What's new

Welcome to Japan Reference (JREF) - the community for all Things Japanese.

Join Today! It is fast, simple, and FREE!

News Suga: Japan 'extremely behind' in gender equality

thomas

Unswerving cyclist
Admin
Joined
14 Mar 2002
Messages
10,328
Reaction score
1,767
Despite eight years of 'womenomics' and plenty of good intentions, PM Suga yesterday admitted that Japan was "extremely behind" in promoting gender equality. The government on Friday adopted a plan that delays women's advancement goals by up to a decade after failing to reach even half of the 30% target by 2020 and other measures.

Japan especially lags in women's advancement in politics. Women account for less than 10% of lawmakers in the more powerful of its two-chamber parliament. About 40% of local assemblies have no female members or only one. Suga's 20-member Cabinet has only two female ministers.

Source: Japan delays gender-equality goals in new five-year plan : The Asahi Shimbun

While Japan ranks highly on a range of international indicators, it persistently trails on promoting gender equality, ranking 121 out of 153 nations surveyed in the 2020 global gender gap report of the World Economic Forum. Just 14.8 percent of leadership positions in politics and business in Japan are occupied by women, "lagging extremely behind internationally," the Cabinet Office said in the new five-year plan.


At the same time, conservative lawmakers reused to consider different surnames for married couples.

Japan's Civil Code requires a married couple to share a surname, and conventionally, the burden has largely fallen on women to change names after marriage. The draft gender equality promotion policy had included wording positive about different surnames, but such language was dropped amid opposition from conservative lawmakers.

 

nahadef

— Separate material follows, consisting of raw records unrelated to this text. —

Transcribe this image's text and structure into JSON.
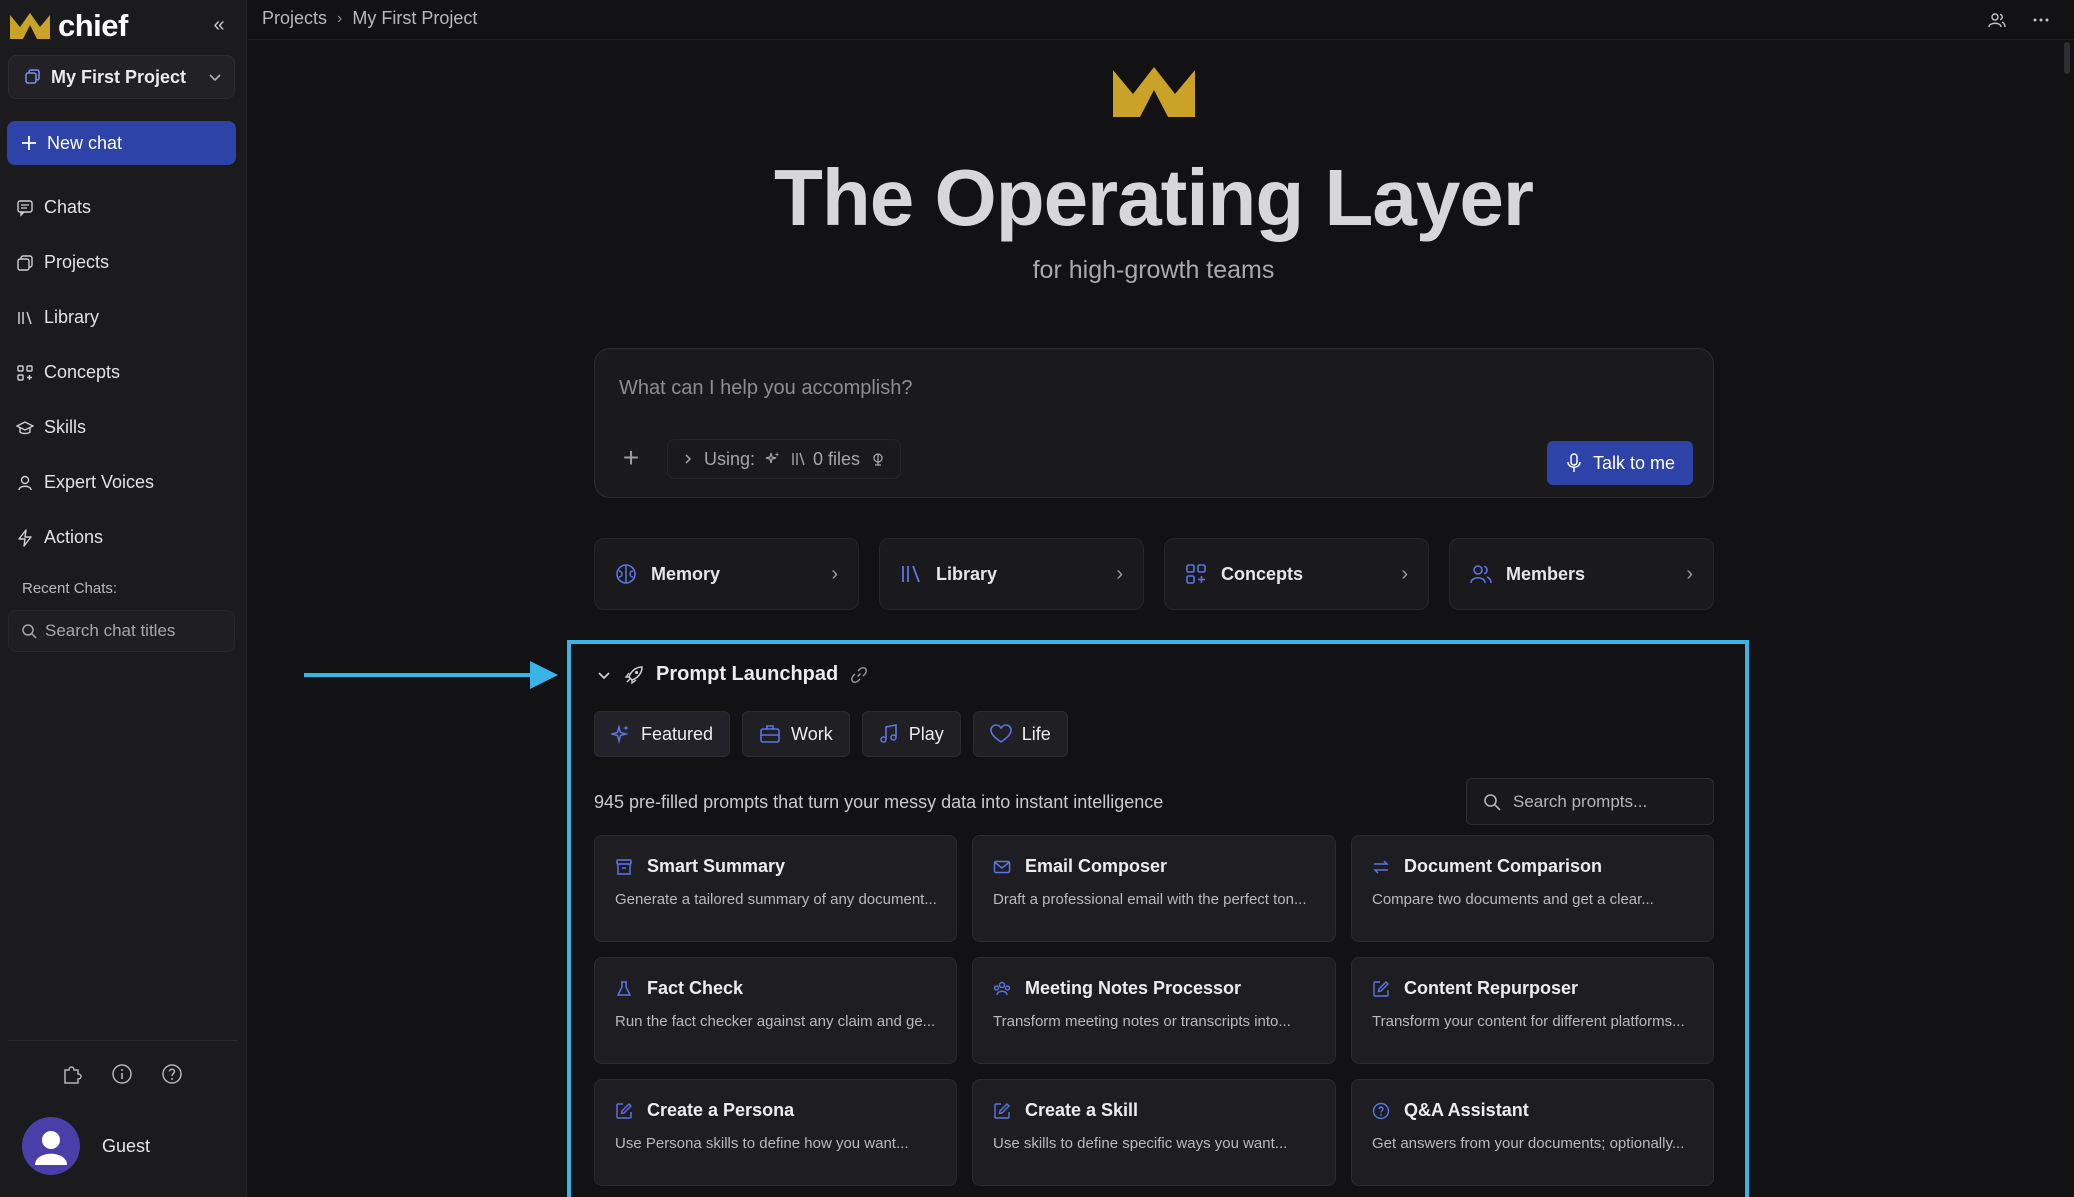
{
  "brand": {
    "name": "chief",
    "accent": "#c9a227"
  },
  "project": {
    "name": "My First Project"
  },
  "sidebar": {
    "new_chat": "New chat",
    "items": [
      {
        "label": "Chats",
        "icon": "chat-icon"
      },
      {
        "label": "Projects",
        "icon": "projects-icon"
      },
      {
        "label": "Library",
        "icon": "library-icon"
      },
      {
        "label": "Concepts",
        "icon": "concepts-icon"
      },
      {
        "label": "Skills",
        "icon": "skills-icon"
      },
      {
        "label": "Expert Voices",
        "icon": "person-icon"
      },
      {
        "label": "Actions",
        "icon": "bolt-icon"
      }
    ],
    "recent_label": "Recent Chats:",
    "search_placeholder": "Search chat titles",
    "user_name": "Guest"
  },
  "breadcrumb": {
    "root": "Projects",
    "current": "My First Project"
  },
  "hero": {
    "title": "The Operating Layer",
    "subtitle": "for high-growth teams"
  },
  "composer": {
    "placeholder": "What can I help you accomplish?",
    "using_label": "Using:",
    "files_label": "0 files",
    "talk_button": "Talk to me"
  },
  "quick_cards": [
    {
      "label": "Memory",
      "icon": "brain-icon"
    },
    {
      "label": "Library",
      "icon": "library-icon"
    },
    {
      "label": "Concepts",
      "icon": "concepts-icon"
    },
    {
      "label": "Members",
      "icon": "members-icon"
    }
  ],
  "launchpad": {
    "title": "Prompt Launchpad",
    "tabs": [
      {
        "label": "Featured",
        "icon": "sparkle-icon"
      },
      {
        "label": "Work",
        "icon": "briefcase-icon"
      },
      {
        "label": "Play",
        "icon": "music-icon"
      },
      {
        "label": "Life",
        "icon": "heart-icon"
      }
    ],
    "description": "945 pre-filled prompts that turn your messy data into instant intelligence",
    "search_placeholder": "Search prompts...",
    "prompts": [
      {
        "title": "Smart Summary",
        "desc": "Generate a tailored summary of any document...",
        "icon": "archive-icon"
      },
      {
        "title": "Email Composer",
        "desc": "Draft a professional email with the perfect ton...",
        "icon": "mail-icon"
      },
      {
        "title": "Document Comparison",
        "desc": "Compare two documents and get a clear...",
        "icon": "compare-icon"
      },
      {
        "title": "Fact Check",
        "desc": "Run the fact checker against any claim and ge...",
        "icon": "flask-icon"
      },
      {
        "title": "Meeting Notes Processor",
        "desc": "Transform meeting notes or transcripts into...",
        "icon": "meeting-icon"
      },
      {
        "title": "Content Repurposer",
        "desc": "Transform your content for different platforms...",
        "icon": "edit-icon"
      },
      {
        "title": "Create a Persona",
        "desc": "Use Persona skills to define how you want...",
        "icon": "edit-icon"
      },
      {
        "title": "Create a Skill",
        "desc": "Use skills to define specific ways you want...",
        "icon": "edit-icon"
      },
      {
        "title": "Q&A Assistant",
        "desc": "Get answers from your documents; optionally...",
        "icon": "question-icon"
      }
    ]
  },
  "colors": {
    "primary": "#2d43a7",
    "icon_blue": "#5b74e6",
    "highlight": "#38b4e6",
    "background": "#121214"
  }
}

Quietly exploding
Joined
27 Nov 2012
Messages
1,635
Reaction score
910
When Abe first announced his 'plan' years ago, it pissed me off. It was such blatant lip service. (There's a 50/50 chance i griped in a thread here at the time.)

if they actually do something, for example, setting up school programs which create work experience opportunities or mentor programs for girls, I'd be all for it. But just saying you're going to do better into press microphones and passing the ball up the field isn't gonna cut it
 
Top Bottom